We consider it our family's good fortune to have spent many generations here in GriggsDakota. And in fact, we presently have five generations of living family in the area. It makes for lively discussions and interesting reminiscences. It also means that there are generations of stuff around here. Not valuable antiques, farmers tend to use things until they are worn out. Rather we have paper, books, and general stuff. Much of it is in the GriggsDakota attic.
Farmer Fred had trouble being decisive this month. There are two runner up award winners.
The March Farmer Fred Award Second Runner Up is presented to:
School Has Changed
Originally published on March 6, 2014.
There is history in the old paper that has spent many years in the GriggsDakota attic. These are old report cards from the 1930s. Each student had one report card and it lasted for the whole school year. It was sent home every six weeks, signed by a parent to prove perusal, and returned to school.
Much of Grandpa Sonny's school history was carefully preserved in an old silk stocking box tied shut with a scrap of yarn.
It is surprising all of the things that teachers were encouraged to grade. The list encompasses attitude, capabilities and conduct. The photo above is from a primary report card and the teacher did not fill this page out.
Other report cards grade habits and attitudes including posture and health habits. I am particularly amused by the "Suggestions kindly received." I would enjoy grading that trait in my own children.
Teachers at the time were usually unmarried women. Occasionally the teacher was a man, he could be married and have a family. A teacher was never a married woman.
During this time many rural schools existed in townships. These schools were run by one teacher who taught all the students in grades 1-8.
In the careful cursive writing of an unknown teacher, there is hand written poem.
It is a declamation. Declamations were memorized and performed by individual students in county contests. It is written in ink. There is no author on the page. It is probably copied from a magazine or possibly a book. The teacher's carefully executed cursive words are still clear on the fragile paper.
Grandpa Sonny can still recite some of the lines from the poem.
Our attitudes have changed regarding children, teachers, and education. The declamation is a good example of that.
A Boy's Choice
I'd rather take a w'ippin' than a scoldin' any day,
'Cuz a w'ippin' makes you tingle, but you go right out an' play.
An' after w'ile you're over it an' 'en at dinner, w'y,
Your mother's awful sorry and she brings a piece of pie

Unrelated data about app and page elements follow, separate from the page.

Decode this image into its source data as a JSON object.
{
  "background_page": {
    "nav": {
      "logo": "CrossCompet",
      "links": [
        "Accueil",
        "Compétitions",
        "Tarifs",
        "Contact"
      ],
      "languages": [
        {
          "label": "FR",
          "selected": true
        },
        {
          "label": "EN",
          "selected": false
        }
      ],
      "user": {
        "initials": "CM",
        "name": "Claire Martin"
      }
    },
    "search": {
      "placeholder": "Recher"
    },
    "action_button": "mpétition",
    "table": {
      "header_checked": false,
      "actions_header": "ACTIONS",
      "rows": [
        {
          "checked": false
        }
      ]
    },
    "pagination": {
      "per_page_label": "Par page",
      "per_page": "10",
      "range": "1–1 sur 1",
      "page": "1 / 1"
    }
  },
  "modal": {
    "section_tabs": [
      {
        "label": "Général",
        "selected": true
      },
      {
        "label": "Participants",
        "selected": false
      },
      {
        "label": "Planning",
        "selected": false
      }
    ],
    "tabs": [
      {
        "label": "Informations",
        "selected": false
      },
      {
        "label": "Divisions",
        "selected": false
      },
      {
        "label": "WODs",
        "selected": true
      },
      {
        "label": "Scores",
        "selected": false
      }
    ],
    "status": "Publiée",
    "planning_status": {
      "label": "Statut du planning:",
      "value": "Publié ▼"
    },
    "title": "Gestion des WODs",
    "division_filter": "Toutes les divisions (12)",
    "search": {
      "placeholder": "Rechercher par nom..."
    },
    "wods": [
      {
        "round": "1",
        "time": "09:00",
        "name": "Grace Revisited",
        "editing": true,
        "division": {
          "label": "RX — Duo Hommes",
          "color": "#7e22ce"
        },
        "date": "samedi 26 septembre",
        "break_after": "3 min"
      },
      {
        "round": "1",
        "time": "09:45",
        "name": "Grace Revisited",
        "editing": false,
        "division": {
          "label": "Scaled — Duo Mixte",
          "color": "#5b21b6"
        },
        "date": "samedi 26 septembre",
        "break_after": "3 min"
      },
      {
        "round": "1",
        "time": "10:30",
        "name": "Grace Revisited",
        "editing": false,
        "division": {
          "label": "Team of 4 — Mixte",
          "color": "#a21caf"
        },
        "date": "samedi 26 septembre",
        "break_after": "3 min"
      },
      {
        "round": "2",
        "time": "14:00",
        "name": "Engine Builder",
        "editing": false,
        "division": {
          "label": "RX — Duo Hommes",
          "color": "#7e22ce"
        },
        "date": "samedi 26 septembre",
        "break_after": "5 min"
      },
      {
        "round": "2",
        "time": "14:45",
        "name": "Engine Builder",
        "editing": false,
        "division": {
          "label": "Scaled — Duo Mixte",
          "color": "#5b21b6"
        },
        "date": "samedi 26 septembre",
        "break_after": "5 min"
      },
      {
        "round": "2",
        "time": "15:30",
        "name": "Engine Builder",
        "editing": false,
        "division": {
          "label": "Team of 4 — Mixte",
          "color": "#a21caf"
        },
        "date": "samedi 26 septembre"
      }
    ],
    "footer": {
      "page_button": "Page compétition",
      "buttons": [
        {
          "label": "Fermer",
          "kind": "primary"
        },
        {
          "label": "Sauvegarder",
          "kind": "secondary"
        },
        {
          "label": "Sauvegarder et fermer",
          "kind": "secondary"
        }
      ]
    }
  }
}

An' says she hates to do it, cuz it hurts 'er 'ist as bad
As it does anybody w'en she w'ips her little lad.
An' 'en at night she kisses you an' puts you into bed
An' tucks the cover in an' says you'r Momma's turly-head,
An' my. She ist so lovely an' she sits beside of you
'Ist cuz she feels so sorry over what she had to do.
An' 'en she leaves the candle burn an' says for you to call
If you want anything from her, an' you ain't scart at all!
But w'en you get a scoldin' she don't never bring you pie,
Becuz you'll surely break her heart; an' 'en she starts to cry;
An' my, you feel so sorry, an you wisht she wouldn't cuz
It shows you how you've grieved her and how turble bad you wuz.
An' all day long she never smiles; an w'en you go to bed,
She never leaves the candle burn, or calls you turly-head.
An' sometimes, you see big w'ite things a-lookin' at your bed,
'At makes you scart an' pull the covers up above your head.
An' 'en you s'pose how you would feel if Momma wuz to die,
An' by-um-by you feel so bad 'at you 'ist start to cry.
So w'en she looks at you so hurt an talks to you 'at way
I'd ruther take a wippin' 'an a scoldin' any day!
And here is the boy who never had a whipping or a scolding in his long life in GriggsDakota.